● **Task item**
Every entry in the listing below has to be given again exactly.

▬▬▬▬▬▬▬▬▬▬

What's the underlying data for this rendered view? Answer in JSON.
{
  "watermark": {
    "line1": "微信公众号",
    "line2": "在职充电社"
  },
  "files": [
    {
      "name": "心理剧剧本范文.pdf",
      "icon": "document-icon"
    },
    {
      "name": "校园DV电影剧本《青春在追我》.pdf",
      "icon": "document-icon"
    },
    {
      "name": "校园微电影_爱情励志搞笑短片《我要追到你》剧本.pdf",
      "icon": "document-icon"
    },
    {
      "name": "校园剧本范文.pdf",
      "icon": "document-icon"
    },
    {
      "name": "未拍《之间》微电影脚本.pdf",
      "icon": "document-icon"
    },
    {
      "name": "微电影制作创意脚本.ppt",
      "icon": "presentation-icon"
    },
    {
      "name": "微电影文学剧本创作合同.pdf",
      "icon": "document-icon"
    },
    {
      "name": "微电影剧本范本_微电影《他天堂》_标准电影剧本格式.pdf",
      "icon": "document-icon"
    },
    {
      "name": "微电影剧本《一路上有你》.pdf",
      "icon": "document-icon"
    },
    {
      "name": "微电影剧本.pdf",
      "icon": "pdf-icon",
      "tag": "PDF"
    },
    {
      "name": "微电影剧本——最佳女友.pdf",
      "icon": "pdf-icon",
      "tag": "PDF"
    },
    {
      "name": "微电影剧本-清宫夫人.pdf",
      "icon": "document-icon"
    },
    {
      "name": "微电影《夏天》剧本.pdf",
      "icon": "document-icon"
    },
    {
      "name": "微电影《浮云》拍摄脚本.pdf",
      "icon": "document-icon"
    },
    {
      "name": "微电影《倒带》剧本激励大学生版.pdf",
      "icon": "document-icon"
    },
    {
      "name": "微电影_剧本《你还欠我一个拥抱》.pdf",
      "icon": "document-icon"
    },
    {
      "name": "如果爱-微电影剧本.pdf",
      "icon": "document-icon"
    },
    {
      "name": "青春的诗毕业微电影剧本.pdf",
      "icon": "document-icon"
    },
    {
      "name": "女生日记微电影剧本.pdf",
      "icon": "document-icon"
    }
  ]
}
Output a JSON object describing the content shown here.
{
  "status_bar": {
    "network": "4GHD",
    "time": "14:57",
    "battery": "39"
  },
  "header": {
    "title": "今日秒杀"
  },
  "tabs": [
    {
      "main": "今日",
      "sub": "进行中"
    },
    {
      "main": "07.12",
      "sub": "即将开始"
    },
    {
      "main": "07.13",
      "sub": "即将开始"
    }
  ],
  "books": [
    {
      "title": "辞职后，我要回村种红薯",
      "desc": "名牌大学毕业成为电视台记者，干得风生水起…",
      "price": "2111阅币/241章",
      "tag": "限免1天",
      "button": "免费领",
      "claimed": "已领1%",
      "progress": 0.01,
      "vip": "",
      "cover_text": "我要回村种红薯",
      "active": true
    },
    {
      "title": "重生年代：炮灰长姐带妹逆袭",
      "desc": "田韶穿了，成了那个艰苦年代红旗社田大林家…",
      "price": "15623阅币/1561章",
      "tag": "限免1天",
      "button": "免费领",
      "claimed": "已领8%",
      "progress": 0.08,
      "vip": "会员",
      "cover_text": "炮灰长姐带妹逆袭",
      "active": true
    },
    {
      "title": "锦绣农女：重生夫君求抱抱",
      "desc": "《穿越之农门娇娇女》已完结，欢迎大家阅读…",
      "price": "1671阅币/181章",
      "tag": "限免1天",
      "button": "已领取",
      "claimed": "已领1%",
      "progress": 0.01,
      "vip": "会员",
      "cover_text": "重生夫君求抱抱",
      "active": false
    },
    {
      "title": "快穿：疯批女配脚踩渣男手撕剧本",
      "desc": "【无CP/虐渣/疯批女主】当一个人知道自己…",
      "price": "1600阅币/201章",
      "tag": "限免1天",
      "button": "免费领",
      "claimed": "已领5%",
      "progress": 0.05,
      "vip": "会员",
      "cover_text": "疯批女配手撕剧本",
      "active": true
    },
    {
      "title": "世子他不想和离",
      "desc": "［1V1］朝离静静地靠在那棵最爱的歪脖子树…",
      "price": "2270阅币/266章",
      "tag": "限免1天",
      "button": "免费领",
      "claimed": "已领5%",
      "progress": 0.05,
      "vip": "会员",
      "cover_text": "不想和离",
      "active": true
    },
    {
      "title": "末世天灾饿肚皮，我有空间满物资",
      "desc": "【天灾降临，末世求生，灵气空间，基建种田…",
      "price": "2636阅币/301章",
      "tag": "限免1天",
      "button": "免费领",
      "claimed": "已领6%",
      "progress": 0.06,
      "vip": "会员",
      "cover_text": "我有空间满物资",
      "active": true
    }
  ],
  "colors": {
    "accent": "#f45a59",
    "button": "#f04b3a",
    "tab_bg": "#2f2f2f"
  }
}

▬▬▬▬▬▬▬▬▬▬

● **Completed exercise**
What's the underlying data for this rendered view? Answer in JSON.
{
  "watermark": {
    "line1": "微信公众号",
    "line2": "在职充电社"
  },
  "files": [
    {
      "name": "心理剧剧本范文.pdf",
      "icon": "document-icon"
    },
    {
      "name": "校园DV电影剧本《青春在追我》.pdf",
      "icon": "document-icon"
    },
    {
      "name": "校园微电影_爱情励志搞笑短片《我要追到你》剧本.pdf",
      "icon": "document-icon"
    },
    {
      "name": "校园剧本范文.pdf",
      "icon": "document-icon"
    },
    {
      "name": "未拍《之间》微电影脚本.pdf",
      "icon": "document-icon"
    },
    {
      "name": "微电影制作创意脚本.ppt",
      "icon": "presentation-icon"
    },
    {
      "name": "微电影文学剧本创作合同.pdf",
      "icon": "document-icon"
    },
    {
      "name": "微电影剧本范本_微电影《他天堂》_标准电影剧本格式.pdf",
      "icon": "document-icon"
    },
    {
      "name": "微电影剧本《一路上有你》.pdf",
      "icon": "document-icon"
    },
    {
      "name": "微电影剧本.pdf",
      "icon": "pdf-icon",
      "tag": "PDF"
    },
    {
      "name": "微电影剧本——最佳女友.pdf",
      "icon": "pdf-icon",
      "tag": "PDF"
    },
    {
      "name": "微电影剧本-清宫夫人.pdf",
      "icon": "document-icon"
    },
    {
      "name": "微电影《夏天》剧本.pdf",
      "icon": "document-icon"
    },
    {
      "name": "微电影《浮云》拍摄脚本.pdf",
      "icon": "document-icon"
    },
    {
      "name": "微电影《倒带》剧本激励大学生版.pdf",
      "icon": "document-icon"
    },
    {
      "name": "微电影_剧本《你还欠我一个拥抱》.pdf",
      "icon": "document-icon"
    },
    {
      "name": "如果爱-微电影剧本.pdf",
      "icon": "document-icon"
    },
    {
      "name": "青春的诗毕业微电影剧本.pdf",
      "icon": "document-icon"
    },
    {
      "name": "女生日记微电影剧本.pdf",
      "icon": "document-icon"
    }
  ]
}
Output a JSON object describing the content shown here.
{
  "status_bar": {
    "network": "4GHD",
    "time": "14:57",
    "battery": "39"
  },
  "header": {
    "title": "今日秒杀"
  },
  "tabs": [
    {
      "main": "今日",
      "sub": "进行中"
    },
    {
      "main": "07.12",
      "sub": "即将开始"
    },
    {
      "main": "07.13",
      "sub": "即将开始"
    }
  ],
  "books": [
    {
      "title": "辞职后，我要回村种红薯",
      "desc": "名牌大学毕业成为电视台记者，干得风生水起…",
      "price": "2111阅币/241章",
      "tag": "限免1天",
      "button": "免费领",
      "claimed": "已领1%",
      "progress": 0.01,
      "vip": "",
      "cover_text": "我要回村种红薯",
      "active": true
    },
    {
      "title": "重生年代：炮灰长姐带妹逆袭",
      "desc": "田韶穿了，成了那个艰苦年代红旗社田大林家…",
      "price": "15623阅币/1561章",
      "tag": "限免1天",
      "button": "免费领",
      "claimed": "已领8%",
      "progress": 0.08,
      "vip": "会员",
      "cover_text": "炮灰长姐带妹逆袭",
      "active": true
    },
    {
      "title": "锦绣农女：重生夫君求抱抱",
      "desc": "《穿越之农门娇娇女》已完结，欢迎大家阅读…",
      "price": "1671阅币/181章",
      "tag": "限免1天",
      "button": "已领取",
      "claimed": "已领1%",
      "progress": 0.01,
      "vip": "会员",
      "cover_text": "重生夫君求抱抱",
      "active": false
    },
    {
      "title": "快穿：疯批女配脚踩渣男手撕剧本",
      "desc": "【无CP/虐渣/疯批女主】当一个人知道自己…",
      "price": "1600阅币/201章",
      "tag": "限免1天",
      "button": "免费领",
      "claimed": "已领5%",
      "progress": 0.05,
      "vip": "会员",
      "cover_text": "疯批女配手撕剧本",
      "active": true
    },
    {
      "title": "世子他不想和离",
      "desc": "［1V1］朝离静静地靠在那棵最爱的歪脖子树…",
      "price": "2270阅币/266章",
      "tag": "限免1天",
      "button": "免费领",
      "claimed": "已领5%",
      "progress": 0.05,
      "vip": "会员",
      "cover_text": "不想和离",
      "active": true
    },
    {
      "title": "末世天灾饿肚皮，我有空间满物资",
      "desc": "【天灾降临，末世求生，灵气空间，基建种田…",
      "price": "2636阅币/301章",
      "tag": "限免1天",
      "button": "免费领",
      "claimed": "已领6%",
      "progress": 0.06,
      "vip": "会员",
      "cover_text": "我有空间满物资",
      "active": true
    }
  ],
  "colors": {
    "accent": "#f45a59",
    "button": "#f04b3a",
    "tab_bg": "#2f2f2f"
  }
}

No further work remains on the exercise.